:: Task statement ::
Please write out all of the entries without altering anything.

:: Source records ::
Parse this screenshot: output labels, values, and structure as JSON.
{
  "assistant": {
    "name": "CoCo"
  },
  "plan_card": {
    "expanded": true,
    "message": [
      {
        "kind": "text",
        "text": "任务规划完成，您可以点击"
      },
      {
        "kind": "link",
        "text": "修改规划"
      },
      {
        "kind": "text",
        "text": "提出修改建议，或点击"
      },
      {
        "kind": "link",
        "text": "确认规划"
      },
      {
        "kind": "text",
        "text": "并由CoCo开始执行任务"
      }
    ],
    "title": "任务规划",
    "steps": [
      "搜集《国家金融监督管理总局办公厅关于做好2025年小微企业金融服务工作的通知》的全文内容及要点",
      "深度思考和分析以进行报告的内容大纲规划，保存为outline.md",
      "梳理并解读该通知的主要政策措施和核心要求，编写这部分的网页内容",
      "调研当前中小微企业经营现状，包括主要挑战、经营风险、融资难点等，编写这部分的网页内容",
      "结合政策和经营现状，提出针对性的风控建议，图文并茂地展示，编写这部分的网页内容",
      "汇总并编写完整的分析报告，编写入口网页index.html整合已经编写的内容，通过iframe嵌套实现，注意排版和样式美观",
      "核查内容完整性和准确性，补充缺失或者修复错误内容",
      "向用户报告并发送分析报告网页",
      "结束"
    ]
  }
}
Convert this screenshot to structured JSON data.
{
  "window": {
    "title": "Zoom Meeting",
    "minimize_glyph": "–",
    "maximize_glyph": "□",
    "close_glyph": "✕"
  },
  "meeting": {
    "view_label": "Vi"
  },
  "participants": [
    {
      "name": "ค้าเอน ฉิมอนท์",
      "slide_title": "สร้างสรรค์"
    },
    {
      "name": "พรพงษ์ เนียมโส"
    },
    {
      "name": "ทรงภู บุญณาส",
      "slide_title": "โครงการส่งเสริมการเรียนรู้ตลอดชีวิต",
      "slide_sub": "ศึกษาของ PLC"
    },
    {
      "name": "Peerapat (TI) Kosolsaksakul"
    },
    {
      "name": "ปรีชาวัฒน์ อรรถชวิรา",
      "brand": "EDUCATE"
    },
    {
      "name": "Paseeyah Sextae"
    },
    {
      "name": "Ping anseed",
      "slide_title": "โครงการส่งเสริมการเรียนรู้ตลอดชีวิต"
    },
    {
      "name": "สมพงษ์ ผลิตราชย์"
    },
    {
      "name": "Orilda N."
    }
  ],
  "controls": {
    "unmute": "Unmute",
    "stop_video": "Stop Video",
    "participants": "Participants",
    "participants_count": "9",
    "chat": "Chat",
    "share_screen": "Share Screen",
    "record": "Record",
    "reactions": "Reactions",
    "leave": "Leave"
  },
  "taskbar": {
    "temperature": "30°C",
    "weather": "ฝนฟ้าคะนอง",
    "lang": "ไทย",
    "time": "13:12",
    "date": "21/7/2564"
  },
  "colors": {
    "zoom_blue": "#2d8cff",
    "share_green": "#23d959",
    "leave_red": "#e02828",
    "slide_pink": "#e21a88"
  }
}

:: Reply ::
Parse this screenshot: output labels, values, and structure as JSON.
{
  "assistant": {
    "name": "CoCo"
  },
  "plan_card": {
    "expanded": true,
    "message": [
      {
        "kind": "text",
        "text": "任务规划完成，您可以点击"
      },
      {
        "kind": "link",
        "text": "修改规划"
      },
      {
        "kind": "text",
        "text": "提出修改建议，或点击"
      },
      {
        "kind": "link",
        "text": "确认规划"
      },
      {
        "kind": "text",
        "text": "并由CoCo开始执行任务"
      }
    ],
    "title": "任务规划",
    "steps": [
      "搜集《国家金融监督管理总局办公厅关于做好2025年小微企业金融服务工作的通知》的全文内容及要点",
      "深度思考和分析以进行报告的内容大纲规划，保存为outline.md",
      "梳理并解读该通知的主要政策措施和核心要求，编写这部分的网页内容",
      "调研当前中小微企业经营现状，包括主要挑战、经营风险、融资难点等，编写这部分的网页内容",
      "结合政策和经营现状，提出针对性的风控建议，图文并茂地展示，编写这部分的网页内容",
      "汇总并编写完整的分析报告，编写入口网页index.html整合已经编写的内容，通过iframe嵌套实现，注意排版和样式美观",
      "核查内容完整性和准确性，补充缺失或者修复错误内容",
      "向用户报告并发送分析报告网页",
      "结束"
    ]
  }
}
Convert this screenshot to structured JSON data.
{
  "window": {
    "title": "Zoom Meeting",
    "minimize_glyph": "–",
    "maximize_glyph": "□",
    "close_glyph": "✕"
  },
  "meeting": {
    "view_label": "Vi"
  },
  "participants": [
    {
      "name": "ค้าเอน ฉิมอนท์",
      "slide_title": "สร้างสรรค์"
    },
    {
      "name": "พรพงษ์ เนียมโส"
    },
    {
      "name": "ทรงภู บุญณาส",
      "slide_title": "โครงการส่งเสริมการเรียนรู้ตลอดชีวิต",
      "slide_sub": "ศึกษาของ PLC"
    },
    {
      "name": "Peerapat (TI) Kosolsaksakul"
    },
    {
      "name": "ปรีชาวัฒน์ อรรถชวิรา",
      "brand": "EDUCATE"
    },
    {
      "name": "Paseeyah Sextae"
    },
    {
      "name": "Ping anseed",
      "slide_title": "โครงการส่งเสริมการเรียนรู้ตลอดชีวิต"
    },
    {
      "name": "สมพงษ์ ผลิตราชย์"
    },
    {
      "name": "Orilda N."
    }
  ],
  "controls": {
    "unmute": "Unmute",
    "stop_video": "Stop Video",
    "participants": "Participants",
    "participants_count": "9",
    "chat": "Chat",
    "share_screen": "Share Screen",
    "record": "Record",
    "reactions": "Reactions",
    "leave": "Leave"
  },
  "taskbar": {
    "temperature": "30°C",
    "weather": "ฝนฟ้าคะนอง",
    "lang": "ไทย",
    "time": "13:12",
    "date": "21/7/2564"
  },
  "colors": {
    "zoom_blue": "#2d8cff",
    "share_green": "#23d959",
    "leave_red": "#e02828",
    "slide_pink": "#e21a88"
  }
}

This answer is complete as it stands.